SEOUL — North Korea’s sudden announcement that it had finished reprocessing 8,000 spent nuclear fuel rods and has begun making atomic bombs was met with caution and concern by South Korean officials and the Bush administration.
An unidentified North Korean Foreign Ministry spokesman made the announcement Wednesday via the North’s official news agency, KCNA.
The North “successfully finished the reprocessing of some 8,000 spent fuel rods,” the North Korean announcement read, according to a translation by The Associated Press.
North Korea “made a switch- over in the use of plutonium churned out by reprocessing spent fuel rods in the direction of increasing its nuclear deterrent force,” the statement also claimed.
And because the United States has taken what Pyongyang characterized as a “hostile policy,” North Korea will reprocess more spent fuel rods to produce more nuclear weapons, the statement claimed.
North Korean Vice Foreign Minister Choe Su Hon echoed the statements in remarks to reporters at the United Nations in New York.
North Korea processed and “changed the purpose of these fuel rods,” China’s Xinhua news agency quoted Choe as saying.
U.S. intelligence analysts are concerned that if North Korea develops more than the one or two nuclear weapons the CIA estimates Pyongyang already has, the North either could test or sell one of the weapons, The Associated Press reported.

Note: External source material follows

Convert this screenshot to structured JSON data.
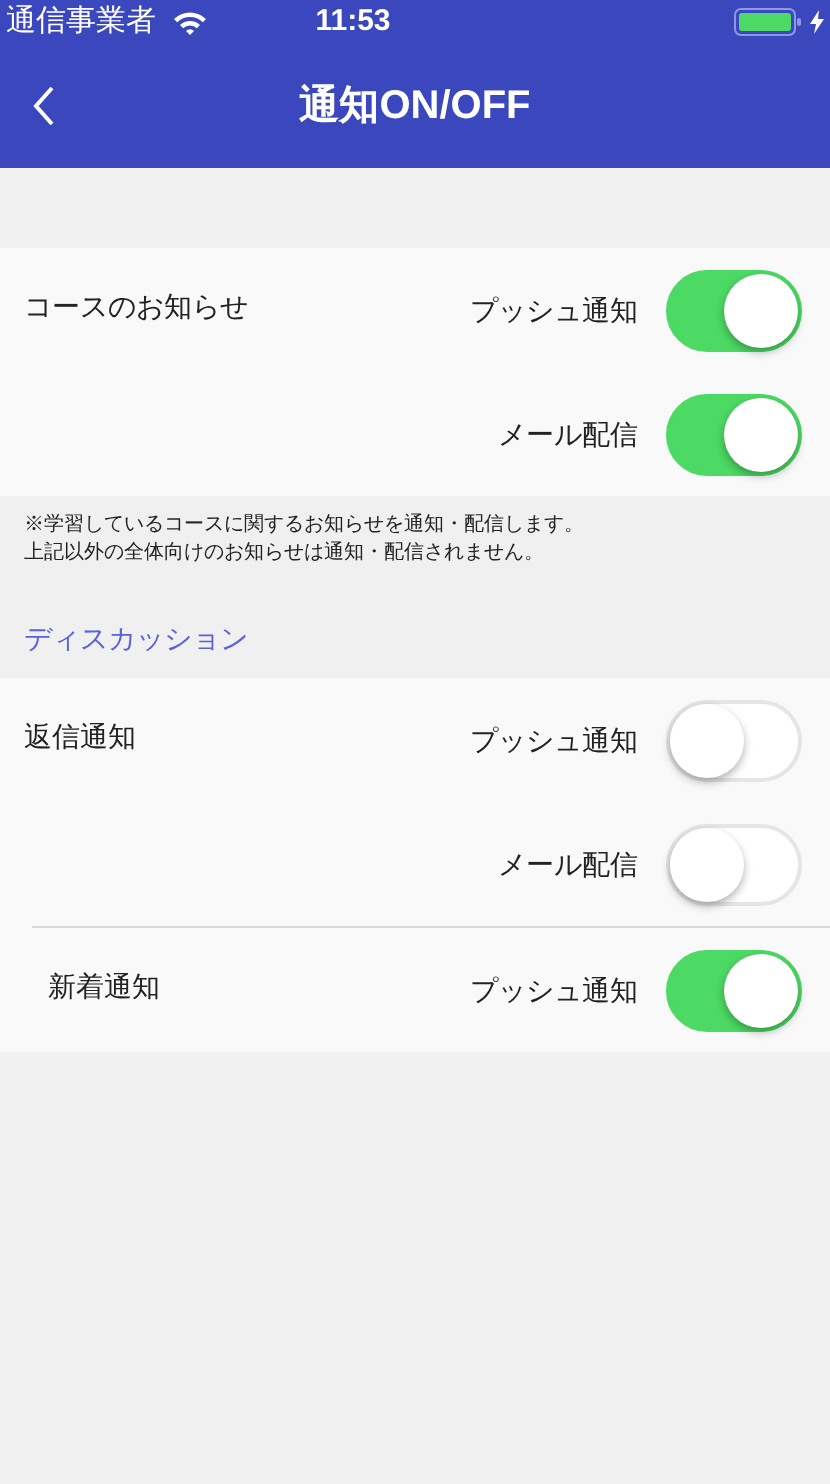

New atomic weapons also would give the North more authority at the negotiating table, analysts said.
Reprocessing 8,000 rods could yield enough material to create 20 nuclear bombs, scientists have said.
Officials at U.S. Forces Korea did not return several calls Wednesday seeking comment on the report.
Late Thursday, a South Korean Foreign Affairs and Trade Ministry spokesman said the government expressed “utmost regret” at the North’s nuclear announcement.
“North Korea should not take any moves worsening the situation, and we urge it to answer our call for six-way talks immediately,” the spokesman said on condition of anonymity.
South Korean Foreign Ministry spokesman Shin Bong-kil urged North Korea to refrain from any steps that would worsen the situation and to return to the six-nation talks on its nuclear programs.
“We express our concern that this latest North Korean statement could hurt efforts to resolve the nuclear problem peacefully, hurt development of South-North Korean relations and damage the atmosphere of dialogue,” Shin said in a statement.
In Washington, White House spokesman Scott McClellan said the United States had not confirmed the North Korean claim, and said “they’ve made that statement before.”
“There’s no legitimate use for plutonium harvested during these procedures,” McClellan said.
“It would be a clear indication that they are intent on enlarging their nuclear arsenal, despite the call from international community for North Korea to change its behavior.
“We’ve been talking about these issues in the six-party talks, and North Korea has received the message from all these nations that they need to end the nuclear weapons program in a verifiable and irreversible way, once and for all.”
The announcement came just days after North Korean officials said they were “uninterested” in continuing the six-nation talks to defuse the nuclear crisis unless the United States signs a non-aggression pact. The first round took place in Beijing in August; the second was expected this month.
South Korean analysts have said the North likely is issuing the statements as a negotiating tactic.
The announcement could cause more headaches for South Korean President Roh Moo-hyun, who has tied the U.S.-requested deployment of combat troops to Iraq with the resolution of the nuclear standoff.
— The Associated Press contributed to this report.